Traditionally, computation - the rule-driven manipulation of symbols - as opposed to (lexical) storage, has been the main focus of research in the language faculty. There is, however, increasing evidence of a prominent role of storage. Constructions that could be computed not necessarily always are. In this volume, the relative roles of computation and storage are discussed, both theoretically and on the basis of linguistic, psycholinguistic, and brain-imaging evidence, with respect to a wide range of language phenomena, such as morphological processing, syntactic processing, limitations of parsing mechanisms, neural substrates of short-term storage versus computation, and the processing of discourse. Each chapter has been written by one or more outstanding experts in the field.
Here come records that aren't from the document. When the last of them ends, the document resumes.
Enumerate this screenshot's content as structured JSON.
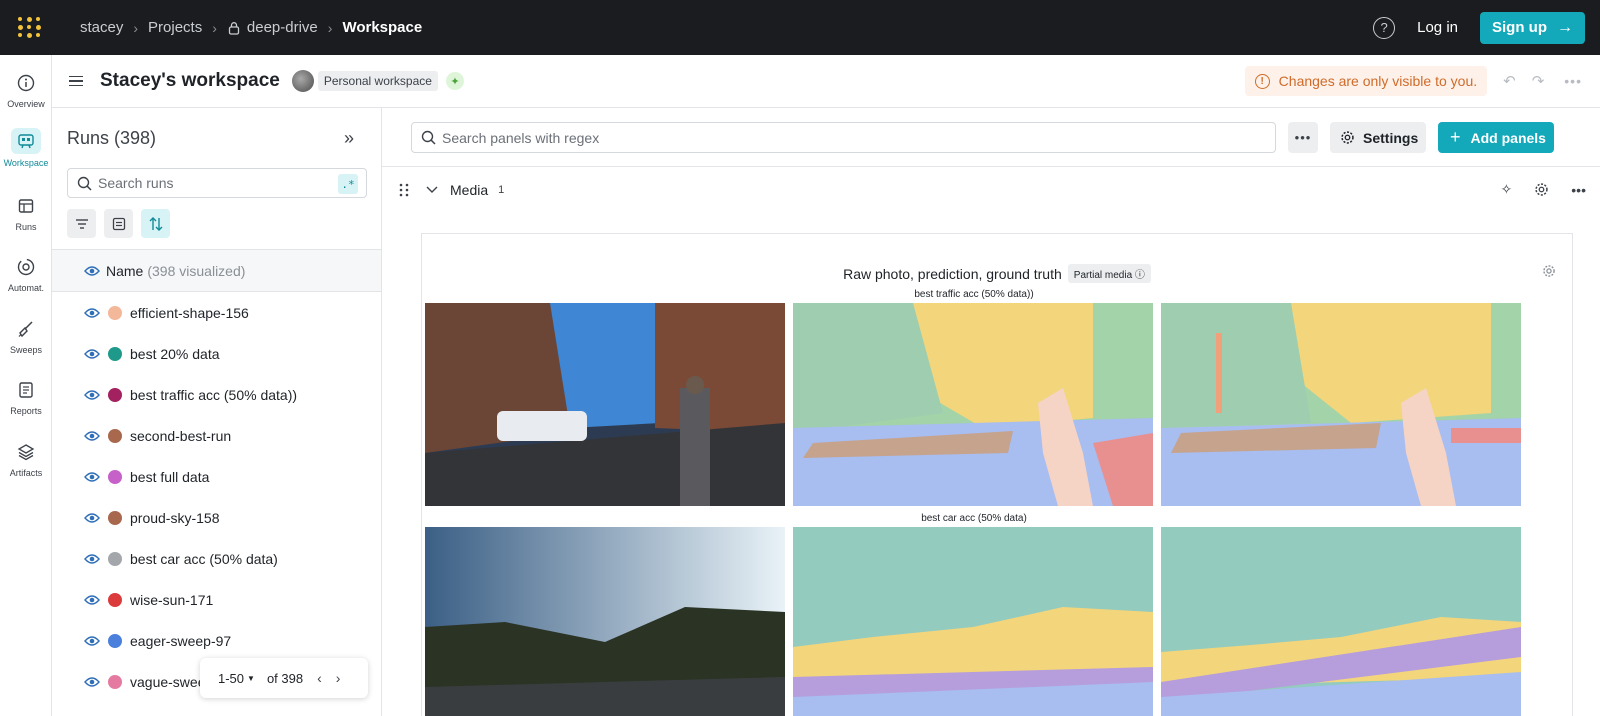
{
  "topbar": {
    "breadcrumbs": [
      "stacey",
      "Projects",
      "deep-drive",
      "Workspace"
    ],
    "login_label": "Log in",
    "signup_label": "Sign up",
    "help_glyph": "?",
    "accent_color": "#13a9ba"
  },
  "rail": {
    "items": [
      {
        "label": "Overview",
        "icon": "info-icon"
      },
      {
        "label": "Workspace",
        "icon": "workspace-icon",
        "active": true
      },
      {
        "label": "Runs",
        "icon": "table-icon"
      },
      {
        "label": "Automat.",
        "icon": "automation-icon"
      },
      {
        "label": "Sweeps",
        "icon": "broom-icon"
      },
      {
        "label": "Reports",
        "icon": "report-icon"
      },
      {
        "label": "Artifacts",
        "icon": "layers-icon"
      }
    ]
  },
  "header": {
    "title": "Stacey's workspace",
    "badge": "Personal workspace",
    "notice": "Changes are only visible to you."
  },
  "runs": {
    "title": "Runs (398)",
    "search_placeholder": "Search runs",
    "regex_label": ".*",
    "column_name": "Name",
    "column_count": "(398 visualized)",
    "items": [
      {
        "name": "efficient-shape-156",
        "color": "#f3b89a"
      },
      {
        "name": "best 20% data",
        "color": "#1f9a8a"
      },
      {
        "name": "best traffic acc (50% data))",
        "color": "#a3215e"
      },
      {
        "name": "second-best-run",
        "color": "#a8684e"
      },
      {
        "name": "best full data",
        "color": "#c561c8"
      },
      {
        "name": "proud-sky-158",
        "color": "#a8684e"
      },
      {
        "name": "best car acc (50% data)",
        "color": "#a3a6aa"
      },
      {
        "name": "wise-sun-171",
        "color": "#dc3b3b"
      },
      {
        "name": "eager-sweep-97",
        "color": "#4a7fdc"
      },
      {
        "name": "vague-swee",
        "color": "#e57aa0"
      }
    ],
    "pager": {
      "range": "1-50",
      "of": "of 398"
    }
  },
  "main": {
    "search_placeholder": "Search panels with regex",
    "more_label": "•••",
    "settings_label": "Settings",
    "add_panels_label": "Add panels",
    "section_title": "Media",
    "section_count": "1",
    "card_title": "Raw photo, prediction, ground truth",
    "partial_badge": "Partial media",
    "row_labels": [
      "best traffic acc (50% data))",
      "best car acc (50% data)"
    ]
  }
}
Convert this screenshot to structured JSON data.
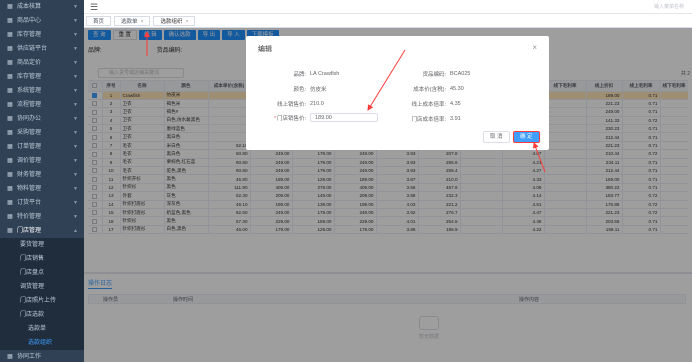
{
  "sidebar": {
    "items": [
      {
        "label": "成本核算",
        "icon": "grid-icon"
      },
      {
        "label": "商品中心",
        "icon": "grid-icon"
      },
      {
        "label": "库存管理",
        "icon": "grid-icon"
      },
      {
        "label": "供应链平台",
        "icon": "grid-icon"
      },
      {
        "label": "商品定价",
        "icon": "grid-icon"
      },
      {
        "label": "库存管理",
        "icon": "grid-icon"
      },
      {
        "label": "系统管理",
        "icon": "grid-icon"
      },
      {
        "label": "流程管理",
        "icon": "grid-icon"
      },
      {
        "label": "协同办公",
        "icon": "grid-icon"
      },
      {
        "label": "采购管理",
        "icon": "grid-icon"
      },
      {
        "label": "订单管理",
        "icon": "grid-icon"
      },
      {
        "label": "调价管理",
        "icon": "grid-icon"
      },
      {
        "label": "财务管理",
        "icon": "grid-icon"
      },
      {
        "label": "物料管理",
        "icon": "grid-icon"
      },
      {
        "label": "订货平台",
        "icon": "grid-icon"
      },
      {
        "label": "特价管理",
        "icon": "grid-icon"
      },
      {
        "label": "门店管理",
        "icon": "grid-icon"
      }
    ],
    "subitems": [
      "要货管理",
      "门店销售",
      "门店盘点",
      "调货管理",
      "门店照片上传",
      "门店选款"
    ],
    "subsubitems": [
      "选款单",
      "选款组织"
    ],
    "last": "协同工作"
  },
  "topbar": {
    "search_placeholder": "输入菜单名称"
  },
  "tags": [
    {
      "label": "首页"
    },
    {
      "label": "选款单"
    },
    {
      "label": "选款组织"
    }
  ],
  "toolbar": [
    "查 询",
    "重 置",
    "编 辑",
    "确认选款",
    "导 出",
    "导 入",
    "下载模板"
  ],
  "filter": {
    "brand_label": "品牌:",
    "code_label": "货品编码:"
  },
  "resource": {
    "placeholder": "输入货号或店铺关键词"
  },
  "pager": {
    "text": "共 2"
  },
  "table": {
    "headers": [
      "",
      "序号",
      "名称",
      "颜色",
      "成本单价(含税)",
      "线上售价",
      "线下售价",
      "线上成本",
      "线下成本",
      "线上毛利",
      "线下毛利",
      "线上毛利率",
      "线下毛利率",
      "线上折扣",
      "线上毛利率",
      "线下毛利率"
    ],
    "rows": [
      {
        "no": "1",
        "name": "Crawfish",
        "color": "仿皮米",
        "c1": "",
        "c2": "",
        "c3": "",
        "c4": "",
        "c5": "",
        "c6": "",
        "c7": "",
        "c8": "4.35",
        "c9": "",
        "c10": "189.00",
        "c11": "0.71",
        "selected": true
      },
      {
        "no": "2",
        "name": "卫衣",
        "color": "褐色米",
        "c1": "",
        "c2": "",
        "c3": "",
        "c4": "",
        "c5": "",
        "c6": "",
        "c7": "",
        "c8": "4.33",
        "c9": "",
        "c10": "221.23",
        "c11": "0.71",
        "selected": false
      },
      {
        "no": "3",
        "name": "卫衣",
        "color": "褐色#",
        "c1": "",
        "c2": "",
        "c3": "",
        "c4": "",
        "c5": "",
        "c6": "",
        "c7": "",
        "c8": "4.21",
        "c9": "",
        "c10": "249.00",
        "c11": "0.71",
        "selected": false
      },
      {
        "no": "4",
        "name": "卫衣",
        "color": "白色,仿水雌黑色",
        "c1": "",
        "c2": "",
        "c3": "",
        "c4": "",
        "c5": "",
        "c6": "",
        "c7": "",
        "c8": "4.44",
        "c9": "",
        "c10": "141.33",
        "c11": "0.72",
        "selected": false
      },
      {
        "no": "5",
        "name": "卫衣",
        "color": "墨绿蓝色",
        "c1": "",
        "c2": "",
        "c3": "",
        "c4": "",
        "c5": "",
        "c6": "",
        "c7": "",
        "c8": "4.30",
        "c9": "",
        "c10": "230.23",
        "c11": "0.71",
        "selected": false
      },
      {
        "no": "6",
        "name": "卫衣",
        "color": "黑白色",
        "c1": "",
        "c2": "",
        "c3": "",
        "c4": "",
        "c5": "",
        "c6": "",
        "c7": "",
        "c8": "4.24",
        "c9": "",
        "c10": "212.44",
        "c11": "0.71",
        "selected": false
      },
      {
        "no": "7",
        "name": "毛衣",
        "color": "米白色",
        "c1": "62.10",
        "c2": "249.00",
        "c3": "179.00",
        "c4": "249.00",
        "c5": "4.01",
        "c6": "176.7",
        "c7": "",
        "c8": "4.43",
        "c9": "",
        "c10": "221.23",
        "c11": "0.71",
        "selected": false
      },
      {
        "no": "8",
        "name": "毛衣",
        "color": "黑白色",
        "c1": "60.80",
        "c2": "249.00",
        "c3": "179.00",
        "c4": "249.00",
        "c5": "3.93",
        "c6": "207.8",
        "c7": "",
        "c8": "4.07",
        "c9": "",
        "c10": "210.44",
        "c11": "0.72",
        "selected": false
      },
      {
        "no": "9",
        "name": "毛衣",
        "color": "栗棕色,红石蓝",
        "c1": "60.80",
        "c2": "249.00",
        "c3": "179.00",
        "c4": "249.00",
        "c5": "3.93",
        "c6": "265.6",
        "c7": "",
        "c8": "4.21",
        "c9": "",
        "c10": "234.11",
        "c11": "0.71",
        "selected": false
      },
      {
        "no": "10",
        "name": "毛衣",
        "color": "驼色,黑色",
        "c1": "60.80",
        "c2": "249.00",
        "c3": "179.00",
        "c4": "249.00",
        "c5": "3.93",
        "c6": "255.4",
        "c7": "",
        "c8": "4.27",
        "c9": "",
        "c10": "212.44",
        "c11": "0.71",
        "selected": false
      },
      {
        "no": "11",
        "name": "针织开衫",
        "color": "黑色",
        "c1": "45.80",
        "c2": "189.00",
        "c3": "129.00",
        "c4": "189.00",
        "c5": "3.87",
        "c6": "210.0",
        "c7": "",
        "c8": "4.33",
        "c9": "",
        "c10": "169.00",
        "c11": "0.71",
        "selected": false
      },
      {
        "no": "12",
        "name": "针织衫",
        "color": "黑色",
        "c1": "111.90",
        "c2": "409.00",
        "c3": "279.00",
        "c4": "409.00",
        "c5": "3.66",
        "c6": "467.6",
        "c7": "",
        "c8": "4.06",
        "c9": "",
        "c10": "380.22",
        "c11": "0.71",
        "selected": false
      },
      {
        "no": "13",
        "name": "外套",
        "color": "灰色",
        "c1": "52.30",
        "c2": "209.00",
        "c3": "149.00",
        "c4": "209.00",
        "c5": "3.88",
        "c6": "232.3",
        "c7": "",
        "c8": "4.14",
        "c9": "",
        "c10": "183.77",
        "c11": "0.72",
        "selected": false
      },
      {
        "no": "14",
        "name": "针织打底衫",
        "color": "深灰色",
        "c1": "49.10",
        "c2": "199.00",
        "c3": "139.00",
        "c4": "199.00",
        "c5": "4.03",
        "c6": "221.2",
        "c7": "",
        "c8": "4.51",
        "c9": "",
        "c10": "176.88",
        "c11": "0.72",
        "selected": false
      },
      {
        "no": "15",
        "name": "针织打底衫",
        "color": "奶蓝色,黑色",
        "c1": "62.50",
        "c2": "249.00",
        "c3": "179.00",
        "c4": "249.00",
        "c5": "3.92",
        "c6": "276.7",
        "c7": "",
        "c8": "4.47",
        "c9": "",
        "c10": "221.23",
        "c11": "0.72",
        "selected": false
      },
      {
        "no": "16",
        "name": "针织衫",
        "color": "黑色",
        "c1": "57.30",
        "c2": "229.00",
        "c3": "159.00",
        "c4": "229.00",
        "c5": "4.01",
        "c6": "254.5",
        "c7": "",
        "c8": "4.46",
        "c9": "",
        "c10": "203.55",
        "c11": "0.71",
        "selected": false
      },
      {
        "no": "17",
        "name": "针织打底衫",
        "color": "白色,黑色",
        "c1": "46.00",
        "c2": "179.00",
        "c3": "129.00",
        "c4": "179.00",
        "c5": "3.89",
        "c6": "198.9",
        "c7": "",
        "c8": "4.22",
        "c9": "",
        "c10": "159.11",
        "c11": "0.71",
        "selected": false
      }
    ]
  },
  "bottom": {
    "tab": "操作日志",
    "headers": [
      "操作员",
      "操作时间",
      "操作内容"
    ],
    "empty": "暂无数据"
  },
  "modal": {
    "title": "编辑",
    "brand_label": "品牌:",
    "brand_value": "LA Crawfish",
    "code_label": "货品编码:",
    "code_value": "BCA025",
    "color_label": "颜色:",
    "color_value": "仿皮米",
    "cost_label": "成本价(含税):",
    "cost_value": "45.30",
    "online_price_label": "线上销售价:",
    "online_price_value": "210.0",
    "online_ratio_label": "线上成本倍率:",
    "online_ratio_value": "4.35",
    "store_price_label": "门店销售价:",
    "store_price_value": "189.00",
    "store_ratio_label": "门店成本倍率:",
    "store_ratio_value": "3.91",
    "cancel": "取 消",
    "confirm": "确 定"
  },
  "colors": {
    "sidebar": "#304156",
    "primary": "#409eff",
    "annotation": "#ff3b3b",
    "selected_row": "#ffe7b8"
  }
}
The contributions are thorough, but at the same time free from unnecessary technical detail, so that the volume is accessible to experienced readers as well as students in linguistics, psychology, and other cognitive sciences.
Publisher: Kluwer Academic Publishers